__Task description__
Pick each line that has "JSON" out of the records.

__Material for the task__
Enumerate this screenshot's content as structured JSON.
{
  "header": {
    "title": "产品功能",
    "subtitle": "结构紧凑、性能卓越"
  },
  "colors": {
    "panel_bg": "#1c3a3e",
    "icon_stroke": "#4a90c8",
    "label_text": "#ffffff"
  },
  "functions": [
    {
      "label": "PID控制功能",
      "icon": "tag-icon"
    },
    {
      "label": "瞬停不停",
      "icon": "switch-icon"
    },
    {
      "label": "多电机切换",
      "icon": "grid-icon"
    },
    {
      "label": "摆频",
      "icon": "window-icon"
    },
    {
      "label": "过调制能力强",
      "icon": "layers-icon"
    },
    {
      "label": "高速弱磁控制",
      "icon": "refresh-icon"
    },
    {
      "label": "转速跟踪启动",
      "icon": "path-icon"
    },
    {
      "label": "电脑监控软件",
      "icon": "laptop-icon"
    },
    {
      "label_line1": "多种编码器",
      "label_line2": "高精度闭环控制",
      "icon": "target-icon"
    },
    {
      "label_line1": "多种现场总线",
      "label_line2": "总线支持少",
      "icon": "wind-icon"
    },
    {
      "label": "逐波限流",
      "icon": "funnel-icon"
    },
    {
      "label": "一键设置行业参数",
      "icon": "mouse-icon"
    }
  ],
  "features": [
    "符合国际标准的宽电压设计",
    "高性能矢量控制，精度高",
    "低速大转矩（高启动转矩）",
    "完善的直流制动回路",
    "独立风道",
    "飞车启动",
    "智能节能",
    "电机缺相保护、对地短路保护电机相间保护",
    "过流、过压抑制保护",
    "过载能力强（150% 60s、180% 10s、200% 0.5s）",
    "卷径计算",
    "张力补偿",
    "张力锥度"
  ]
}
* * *
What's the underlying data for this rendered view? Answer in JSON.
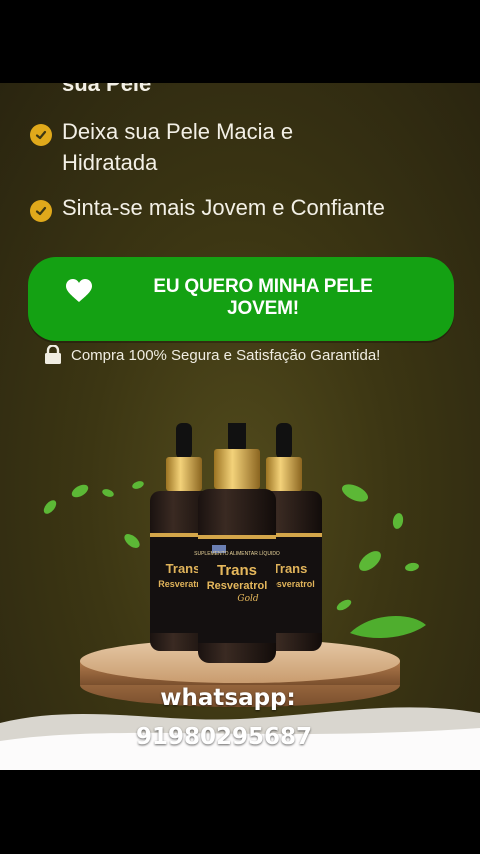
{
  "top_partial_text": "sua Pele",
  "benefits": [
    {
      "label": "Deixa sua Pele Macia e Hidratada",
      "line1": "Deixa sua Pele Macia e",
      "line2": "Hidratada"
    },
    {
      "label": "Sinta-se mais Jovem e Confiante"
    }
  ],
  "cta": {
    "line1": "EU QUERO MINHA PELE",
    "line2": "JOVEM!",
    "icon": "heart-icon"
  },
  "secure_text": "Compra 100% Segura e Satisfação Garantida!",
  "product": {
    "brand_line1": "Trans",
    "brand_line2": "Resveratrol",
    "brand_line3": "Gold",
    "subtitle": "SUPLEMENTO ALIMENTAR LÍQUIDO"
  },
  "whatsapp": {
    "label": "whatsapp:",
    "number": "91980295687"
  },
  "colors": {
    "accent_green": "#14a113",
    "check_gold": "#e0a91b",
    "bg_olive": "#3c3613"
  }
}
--
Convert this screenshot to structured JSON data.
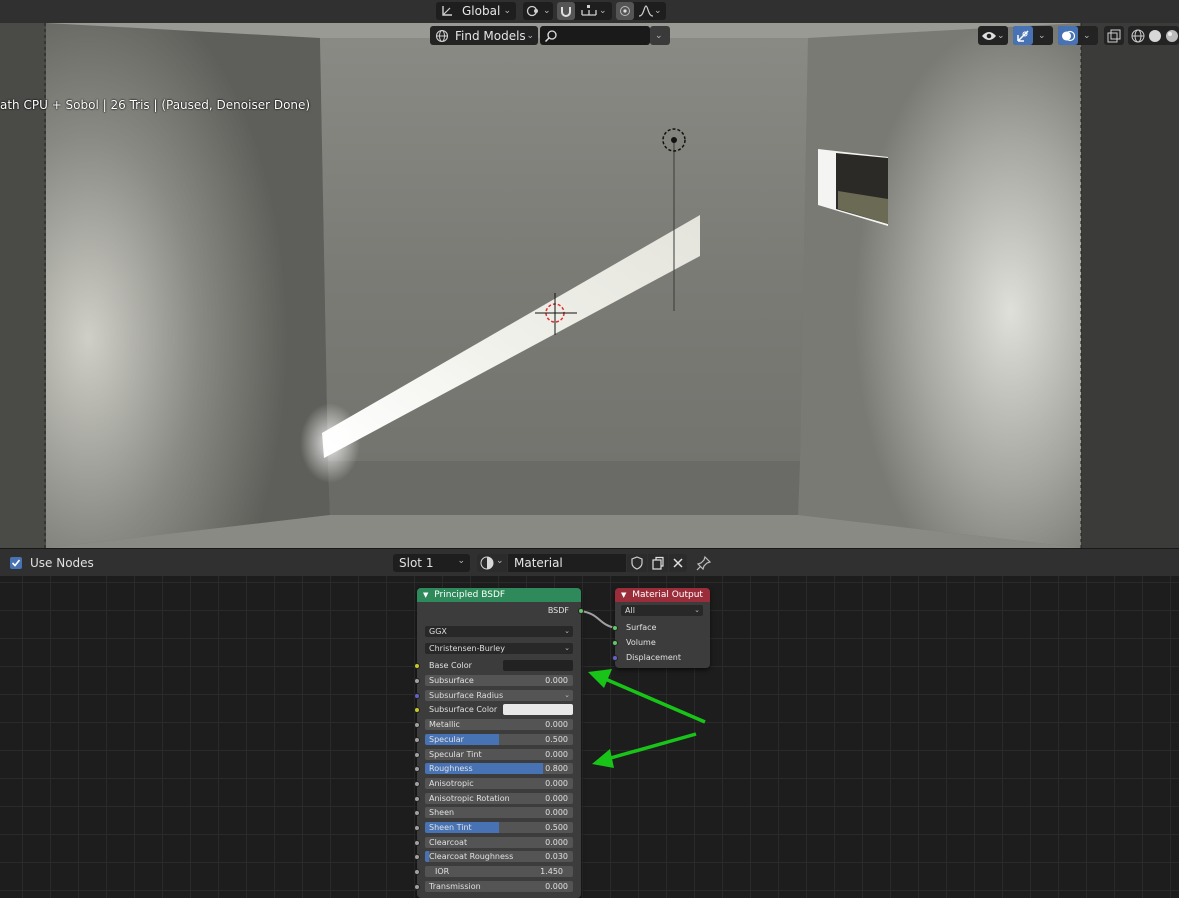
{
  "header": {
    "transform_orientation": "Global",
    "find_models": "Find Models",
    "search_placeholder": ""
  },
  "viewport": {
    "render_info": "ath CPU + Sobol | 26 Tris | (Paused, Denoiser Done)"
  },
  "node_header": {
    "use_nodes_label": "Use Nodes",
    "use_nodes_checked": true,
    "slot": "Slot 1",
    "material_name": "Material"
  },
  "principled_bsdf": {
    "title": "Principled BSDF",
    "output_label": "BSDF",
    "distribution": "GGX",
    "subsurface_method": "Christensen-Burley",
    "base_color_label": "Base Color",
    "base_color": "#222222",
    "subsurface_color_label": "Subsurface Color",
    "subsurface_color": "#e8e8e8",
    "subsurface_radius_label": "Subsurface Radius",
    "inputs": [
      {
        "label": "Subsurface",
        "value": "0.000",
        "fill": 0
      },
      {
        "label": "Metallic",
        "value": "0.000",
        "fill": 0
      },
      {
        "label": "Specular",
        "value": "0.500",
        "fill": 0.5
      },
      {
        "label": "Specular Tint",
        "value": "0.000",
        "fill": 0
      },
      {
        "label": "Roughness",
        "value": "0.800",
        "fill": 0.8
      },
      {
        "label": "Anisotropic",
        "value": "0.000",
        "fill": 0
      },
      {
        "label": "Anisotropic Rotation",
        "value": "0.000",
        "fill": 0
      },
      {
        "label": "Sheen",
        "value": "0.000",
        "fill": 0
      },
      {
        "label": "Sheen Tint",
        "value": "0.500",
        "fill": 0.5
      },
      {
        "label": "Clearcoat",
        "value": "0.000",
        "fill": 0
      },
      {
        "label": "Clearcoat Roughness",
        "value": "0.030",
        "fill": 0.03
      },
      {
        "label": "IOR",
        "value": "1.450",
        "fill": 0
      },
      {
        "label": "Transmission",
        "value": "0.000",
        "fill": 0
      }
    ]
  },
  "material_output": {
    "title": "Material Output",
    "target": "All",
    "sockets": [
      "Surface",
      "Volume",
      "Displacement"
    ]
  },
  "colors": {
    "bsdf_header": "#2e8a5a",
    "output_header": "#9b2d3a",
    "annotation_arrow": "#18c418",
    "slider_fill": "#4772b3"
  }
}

__Response__
Enumerate this screenshot's content as structured JSON.
What's the underlying data for this rendered view? Answer in JSON.
Convert this screenshot to structured JSON data.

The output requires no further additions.